They took testimony from just six people: three from the Treasurer’s Office (Mike Piecack, Gavin Boyles, and Ashlynn Doyon, who never opened her mouth), which will be responsible for running the program. Legislative Council, responsible for writing the bill but offering no opinion or insights into its merits, Senator Randy Brock (R-Franklin), who presented the bill on the senate floor, and Greg Marchildon, Vermont Director for AARP, who was the only person from “outside the building” to weigh in. His single page of testimony in a nutshell: Saving for retirement is good.
S.135 passed both the house and senate without so much as a roll call vote in either.

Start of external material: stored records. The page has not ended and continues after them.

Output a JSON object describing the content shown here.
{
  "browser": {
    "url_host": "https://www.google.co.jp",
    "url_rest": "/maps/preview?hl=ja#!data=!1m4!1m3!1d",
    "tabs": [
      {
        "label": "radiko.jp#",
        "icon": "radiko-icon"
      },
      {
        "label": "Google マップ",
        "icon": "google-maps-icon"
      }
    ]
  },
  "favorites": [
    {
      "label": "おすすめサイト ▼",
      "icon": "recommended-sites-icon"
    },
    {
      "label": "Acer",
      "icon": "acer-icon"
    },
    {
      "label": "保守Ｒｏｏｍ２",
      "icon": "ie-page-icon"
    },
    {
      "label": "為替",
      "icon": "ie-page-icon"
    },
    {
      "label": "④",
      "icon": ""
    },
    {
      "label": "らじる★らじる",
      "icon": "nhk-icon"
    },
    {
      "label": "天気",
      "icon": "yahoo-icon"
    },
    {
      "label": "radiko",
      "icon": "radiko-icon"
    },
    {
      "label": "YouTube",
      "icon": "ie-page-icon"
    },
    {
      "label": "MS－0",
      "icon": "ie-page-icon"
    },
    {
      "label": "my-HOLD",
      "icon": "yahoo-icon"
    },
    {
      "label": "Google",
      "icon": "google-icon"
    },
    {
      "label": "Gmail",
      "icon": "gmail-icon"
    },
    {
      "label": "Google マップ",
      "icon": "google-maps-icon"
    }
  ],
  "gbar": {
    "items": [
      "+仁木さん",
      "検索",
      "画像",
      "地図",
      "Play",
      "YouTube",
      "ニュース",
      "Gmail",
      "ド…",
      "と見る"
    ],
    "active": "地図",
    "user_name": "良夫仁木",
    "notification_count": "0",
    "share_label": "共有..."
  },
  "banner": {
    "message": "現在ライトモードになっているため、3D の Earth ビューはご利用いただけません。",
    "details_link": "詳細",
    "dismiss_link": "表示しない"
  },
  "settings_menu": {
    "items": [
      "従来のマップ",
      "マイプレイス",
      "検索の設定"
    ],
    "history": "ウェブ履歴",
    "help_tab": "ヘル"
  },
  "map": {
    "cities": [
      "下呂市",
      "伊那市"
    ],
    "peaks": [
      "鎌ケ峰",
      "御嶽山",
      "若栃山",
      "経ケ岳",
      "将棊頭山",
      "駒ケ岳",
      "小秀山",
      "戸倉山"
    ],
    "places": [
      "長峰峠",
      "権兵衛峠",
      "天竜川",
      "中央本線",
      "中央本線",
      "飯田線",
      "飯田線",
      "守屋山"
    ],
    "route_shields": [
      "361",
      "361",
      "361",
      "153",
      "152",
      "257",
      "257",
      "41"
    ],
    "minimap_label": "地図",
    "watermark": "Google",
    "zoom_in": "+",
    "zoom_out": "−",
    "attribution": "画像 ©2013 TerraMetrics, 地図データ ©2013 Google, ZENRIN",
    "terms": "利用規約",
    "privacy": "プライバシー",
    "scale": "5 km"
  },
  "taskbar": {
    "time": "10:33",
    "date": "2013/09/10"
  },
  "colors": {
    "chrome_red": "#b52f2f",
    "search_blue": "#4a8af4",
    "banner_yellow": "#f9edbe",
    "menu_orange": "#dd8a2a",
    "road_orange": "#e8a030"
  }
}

And that, folks, is how I missed it! It’s probably why the rest of the Vermont media mostly missed it too. (A news search shows a just four Vermont based stories on the topic before passage, only two of which have any real meat on them.) There was virtually zero discussion about a program that aims to redirect hundreds of millions of dollars’ worth of mostly lower income workers’ money away from what they are currently spending it on to survive in a state experiencing a prolonged, well-acknowledged “affordability” crisis.

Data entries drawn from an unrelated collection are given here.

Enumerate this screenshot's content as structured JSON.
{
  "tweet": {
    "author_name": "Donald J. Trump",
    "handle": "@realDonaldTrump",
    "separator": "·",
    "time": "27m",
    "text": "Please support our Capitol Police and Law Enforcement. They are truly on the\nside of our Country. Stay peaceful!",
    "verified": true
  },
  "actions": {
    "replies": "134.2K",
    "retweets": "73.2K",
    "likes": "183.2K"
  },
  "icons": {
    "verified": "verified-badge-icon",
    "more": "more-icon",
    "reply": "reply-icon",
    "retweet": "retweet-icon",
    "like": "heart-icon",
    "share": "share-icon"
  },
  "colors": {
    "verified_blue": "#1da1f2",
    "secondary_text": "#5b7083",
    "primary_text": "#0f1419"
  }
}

Lawmakers took no testimony from the employers who will be forced to enroll their employees into this program. They took no testimony from any of the workers who will be impacted by this. After making a big deal out of the notion that this program will supposedly benefit women and people of color, they took no testimony from the Office of Racial Equity, the Vermont Women’s Coalition, or any such similar group. There was no public outreach, public hearing, or organized requests for public input.
Advocates cited a dozen other states that have implemented similar programs, but lawmakers didn’t bother to take testimony from any representatives of those state programs. Worthy of note, those states are California, Illinois, New York, Oregon, Hawaii, New Jersey, Connecticut, Maryland, Delaware, Maine, Colorado, and Virginia. With the exceptions of Colorado and Virginia, this is veritable clown car of state fiscal mismanagement that should be a policy red flag, not a beacon.

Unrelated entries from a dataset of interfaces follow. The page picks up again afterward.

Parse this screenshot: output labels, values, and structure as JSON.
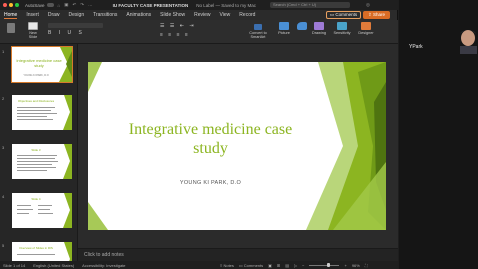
{
  "titlebar": {
    "autosave_label": "AutoSave",
    "document_title": "IU FACULTY CASE PRESENTATION",
    "sensitivity_status": "No Label — Saved to my Mac",
    "search_placeholder": "Search (Cmd + Ctrl + U)"
  },
  "menu": {
    "tabs": [
      "Home",
      "Insert",
      "Draw",
      "Design",
      "Transitions",
      "Animations",
      "Slide Show",
      "Review",
      "View",
      "Record"
    ],
    "active_tab": "Home",
    "comments_label": "Comments",
    "share_label": "Share"
  },
  "ribbon": {
    "new_slide_label": "New Slide",
    "convert_label": "Convert to SmartArt",
    "picture_label": "Picture",
    "drawing_label": "Drawing",
    "sensitivity_label": "Sensitivity",
    "designer_label": "Designer"
  },
  "thumbnails": [
    {
      "number": "1",
      "title": "Integrative medicine case study",
      "subtitle": "YOUNG KI PARK, D.O",
      "selected": true
    },
    {
      "number": "2",
      "title": "Objectives and Disclosures",
      "selected": false
    },
    {
      "number": "3",
      "title": "Slide 3",
      "selected": false
    },
    {
      "number": "4",
      "title": "Slide 4",
      "selected": false
    },
    {
      "number": "5",
      "title": "Overview of Slides in RIS",
      "selected": false
    }
  ],
  "slide": {
    "title": "Integrative medicine case study",
    "author": "YOUNG KI PARK, D.O",
    "accent_color": "#8cb521"
  },
  "notes_placeholder": "Click to add notes",
  "statusbar": {
    "slide_counter": "Slide 1 of 14",
    "language": "English (United States)",
    "accessibility": "Accessibility: Investigate",
    "notes_label": "Notes",
    "comments_label": "Comments",
    "zoom": "96%"
  },
  "video": {
    "participant_name": "YPark"
  }
}
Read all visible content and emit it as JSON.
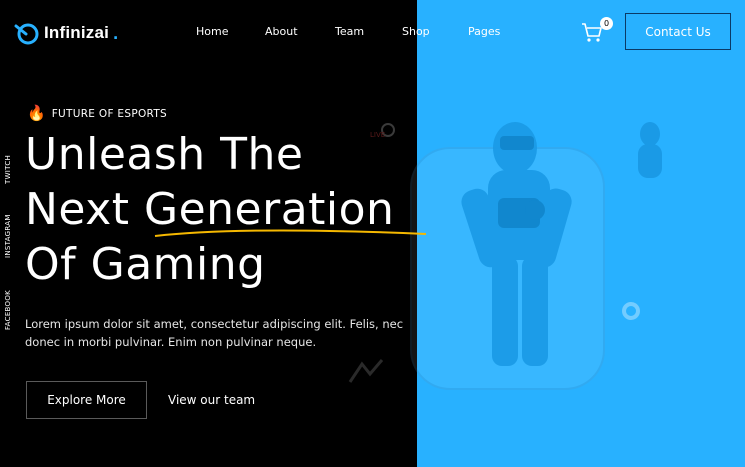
{
  "brand": {
    "name": "Infinizai",
    "dot": ".",
    "accent": "#28b1ff"
  },
  "nav": {
    "items": [
      {
        "label": "Home"
      },
      {
        "label": "About"
      },
      {
        "label": "Team"
      },
      {
        "label": "Shop"
      },
      {
        "label": "Pages"
      }
    ]
  },
  "cart": {
    "icon": "cart-icon",
    "count": "0"
  },
  "contact_button": "Contact Us",
  "social": [
    "TWITCH",
    "INSTAGRAM",
    "FACEBOOK"
  ],
  "hero": {
    "eyebrow_icon": "fire-icon",
    "eyebrow": "FUTURE OF ESPORTS",
    "line1": "Unleash The",
    "line2": "Next Generation",
    "line3": "Of Gaming",
    "description": "Lorem ipsum dolor sit amet, consectetur adipiscing elit. Felis, nec donec in morbi pulvinar. Enim non pulvinar neque.",
    "primary_button": "Explore More",
    "secondary_link": "View our team"
  },
  "colors": {
    "background": "#000000",
    "panel": "#28b1ff",
    "underline": "#f5b800"
  }
}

One thing they did do that should tell you something is they exempted government employees from the automatic enrollment into the government-run plan mandate. So, there’s that.
Whether or not Vermont Saves a good idea, a bad idea, or an idea that could be improved (It’s certainly a better model than the Ponzi scheme that is Social Security), any way you slice it, this is not a good or responsible way to make law.
And herein lies the lesson. The people who think they know better than you do how to spend your money and “invest” in your future don’t know diddly squat about your situation. Moreover, if they care at all, they really don’t take the time to find out. Even bills that do get publicity, a public hearing, and some in-depth debate are decided by lawmakers who spend very little time looking at limited information about which they more often than not have little or no expertise to intelligently evaluate. This is not a criticism, just the reality of a popularly elected, citizen government.
That being the case, do you really want your retirement future decided by people who spent less than a single business day researching the program that they are all but going to force you to participate in? Or might you be in a better situation to decided what your needs are and how to most efficiently spend/invest the money that, by the way, you earned?
Thomas Jefferson said, “That government is best which governs least.” This is why he said it.
- Rob Roper is a freelance writer with over twenty years’ experience in Vermont politics and policy.